Related to the issue of immigration is that of mass incarceration and police-community relations. While the majority of Latinos are U.S. citizens and face the problem of racial-ethnic discrimination by the criminal justice system, this problem is exacerbated by the large number of undocumented whose legal status makes them even more vulnerable and subject to a dark immigration-incarceration complex and byzantine immigration regulations.
While Latino advocates like to say that Latino issues are really American issues, it is still important to ask how these general issues will specifically impact on the Latino community. How will the candidates address the gaps in educational attainment? Will they address the need for serious gun control legislation that results in so many deaths in this country? Will the protection of the environment and arresting climate change be high priorities? Will they acknowledge that the location of their debate, Las Vegas, has a Spanish name (“the lowlands” in English) and reaffirm the value of the linguistic and racial-ethnic diversity to the successes of the United States?
Another “American issue” that one wonders whether or not will come up in this debate is the massive debt crisis facing Puerto Rico today. Will the Democratic candidates have anything to say about the plight of the 3.5 million American citizens residing in that U.S. territory that, most agree, is a colony of this country? Will the Islanders’ plea (and those of the 5 million stateside Puerto Ricans) for support from the federal government be acknowledged by the debaters?
Finally, there is the long-term issue of Latinos being the most underrepresented group in federal government employment. Although over 17 percent of the country’s population, Latinos remain at only 8 percent of the federal workforce and currently hold only two positions on the President’s Cabinet. Will any of the candidates address this issue of the lack of a significant Latino presence in the White House and federal bureaucracy despite representing one of the fastest-growing segments of the country’s population?
Perhaps this may be expecting too much from the first Democratic Presidential Debate. Perhaps this is the least the Latino voter should expect from the party they have been so loyal to for so long.

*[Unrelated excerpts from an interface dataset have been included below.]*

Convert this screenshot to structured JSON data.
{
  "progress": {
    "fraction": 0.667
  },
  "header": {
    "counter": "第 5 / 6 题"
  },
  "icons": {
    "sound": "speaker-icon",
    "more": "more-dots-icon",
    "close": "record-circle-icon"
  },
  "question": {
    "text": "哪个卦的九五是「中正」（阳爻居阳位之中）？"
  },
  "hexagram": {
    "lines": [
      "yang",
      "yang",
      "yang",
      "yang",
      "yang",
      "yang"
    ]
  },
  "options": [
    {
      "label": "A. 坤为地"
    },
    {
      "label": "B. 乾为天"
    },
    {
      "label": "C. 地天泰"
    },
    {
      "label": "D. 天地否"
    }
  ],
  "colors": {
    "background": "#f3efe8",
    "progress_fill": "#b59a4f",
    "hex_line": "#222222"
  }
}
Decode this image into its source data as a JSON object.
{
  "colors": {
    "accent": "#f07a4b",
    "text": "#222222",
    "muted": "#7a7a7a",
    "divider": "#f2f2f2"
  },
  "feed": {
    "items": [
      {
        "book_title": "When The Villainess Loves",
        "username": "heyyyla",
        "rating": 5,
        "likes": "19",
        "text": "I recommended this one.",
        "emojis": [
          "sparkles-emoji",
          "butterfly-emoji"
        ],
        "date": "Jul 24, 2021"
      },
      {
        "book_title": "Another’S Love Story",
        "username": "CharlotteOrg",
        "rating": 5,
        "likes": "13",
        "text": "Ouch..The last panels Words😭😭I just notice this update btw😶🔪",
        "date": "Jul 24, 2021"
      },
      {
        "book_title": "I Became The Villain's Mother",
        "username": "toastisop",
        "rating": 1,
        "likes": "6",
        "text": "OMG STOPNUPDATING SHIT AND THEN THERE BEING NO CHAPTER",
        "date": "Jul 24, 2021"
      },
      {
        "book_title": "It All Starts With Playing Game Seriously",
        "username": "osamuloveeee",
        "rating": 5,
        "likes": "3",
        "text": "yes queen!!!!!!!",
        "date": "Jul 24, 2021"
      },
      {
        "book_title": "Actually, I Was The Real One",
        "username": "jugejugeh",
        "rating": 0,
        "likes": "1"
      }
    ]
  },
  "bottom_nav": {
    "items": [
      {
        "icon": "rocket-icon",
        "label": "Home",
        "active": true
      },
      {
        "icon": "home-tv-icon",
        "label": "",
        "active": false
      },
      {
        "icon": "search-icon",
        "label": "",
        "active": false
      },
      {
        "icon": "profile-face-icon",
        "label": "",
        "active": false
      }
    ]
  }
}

Angelo Falcón is a political scientist and President of the National Institute for Latino Policy (NiLP), based in New York City. He can be reached at firstname.lastname@example.org.